Authors’ Involvement:
John Paul Owens worked for five years in Benin on a soybean production project financed by USAID and administered through Catholic Relief Services. The project promoted soybeans production as a nutritional additive to the local food staple. When the project began, soybeans were almost an unknown crop in Benin. The project achieved its success by working with the regional and local extension offices as well as with the women' groups. The extension model involved instruction, field demonstrations and seed distribution. Today soybeans are abundant in Benin and the Songhai Center processes soybean for oil and foods. Mr. Owens has visited the Songhai Center and remains in contact with the Beninese extension agency (Ministry of Agriculture), University of Benin and US Peace Corps Benin.

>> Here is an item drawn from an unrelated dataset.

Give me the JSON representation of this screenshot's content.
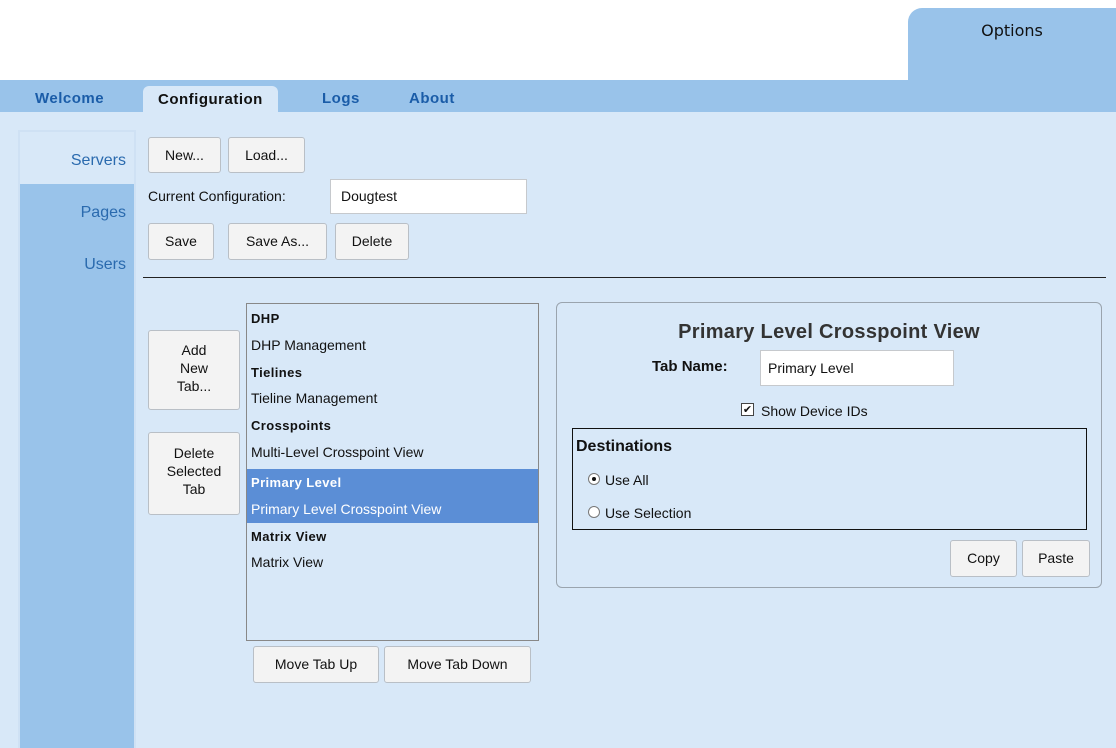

Dr. Michelle Eley can travel to Liberia to tour the Center and speak with Center’s leaders and program participants to understand how the Center is being operated (e.g., institutional capacity, farming methods, techniques, and/or practices being taught, audience being served, benefits & potential problems with the model, research and development activities etc.) and document the similarities and differences between this Center and one in Benin. Dr. Eley has worked extensively with a non-profit organization that has helped to provide quality education for youth in Brewerville and Bopolu (Liberia) for over a century now.

Data and Methods: 
Through literature reviews, published reports, unpublished reports and contact with the Centers, researchers will identify organizational, educational, technical and funding factors that contribute to the success of the Songhai Center. Case studies conducted with Center personnel and trained farmers would be the optimal sources of data. Dr. Eley will conduct the field work in Liberia and Mr. Owens and one graduate student will conduct the field work in Benin. Both will conclude the fieldwork in Benin.

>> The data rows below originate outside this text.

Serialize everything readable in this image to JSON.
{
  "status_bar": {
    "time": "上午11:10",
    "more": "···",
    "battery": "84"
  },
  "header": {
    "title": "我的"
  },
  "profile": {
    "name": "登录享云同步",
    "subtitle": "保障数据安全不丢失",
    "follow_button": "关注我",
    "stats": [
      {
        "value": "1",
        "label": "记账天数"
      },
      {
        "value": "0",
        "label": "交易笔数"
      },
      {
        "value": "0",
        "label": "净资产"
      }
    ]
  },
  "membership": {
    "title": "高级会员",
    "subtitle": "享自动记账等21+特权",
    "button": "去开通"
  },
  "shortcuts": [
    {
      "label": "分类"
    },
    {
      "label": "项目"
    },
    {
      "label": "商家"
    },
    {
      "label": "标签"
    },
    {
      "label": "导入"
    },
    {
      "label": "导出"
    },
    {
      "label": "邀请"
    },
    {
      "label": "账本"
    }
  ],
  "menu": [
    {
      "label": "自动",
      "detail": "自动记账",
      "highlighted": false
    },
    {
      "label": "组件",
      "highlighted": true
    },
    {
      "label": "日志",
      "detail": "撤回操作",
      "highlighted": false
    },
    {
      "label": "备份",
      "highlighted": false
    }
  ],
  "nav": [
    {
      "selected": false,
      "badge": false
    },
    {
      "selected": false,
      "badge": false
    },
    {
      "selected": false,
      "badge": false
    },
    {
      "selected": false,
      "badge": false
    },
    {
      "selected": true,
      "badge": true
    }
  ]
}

Expected Results: 
The case study review could explain how the Center works as a sustainable agriculture model and the feasibility of using this model in other West African countries. The case study will concentrate on:

- Sustainable agriculture practices including recycling and post harvest practices
- Training models
- Creating viable agricultural enterprises
- Enrollment
- Support for and training of staff
- Funding and revenue sources
- Center expansion plans
- Inclusion of underrepresented groups

Importance to MEAS future efforts:
The Songhai Center was built on premise that not only are technical skills in agriculture are needed, but a cultural change is necessary as well. The Songhai Center operations can be divided into three key areas: agricultural and entrepreneurial training; production units and research and development into sustainable agricultural practices. For MEAS project, it is important for the team to understand how the model is being implemented and where the divisions overlap. The Songhai Center has the potential to serve as a training program model for West Africa and other parts of the world. Focusing on Liberia is important because after a long and debilitating civil war, the country has become very dependent on donor support. Establishment of the Songhai Center in Bensonville would give them an opportunity to provide vocational/entrepreneurship training for their people and better utilize the opportunities that are available to them. This case study will allow us to understand what aspects of their program structure are transferrable in different contexts and what lessons they have learned using this approach, notably in the field of agricultural education and how the adoption of this model can be financially sustained over time.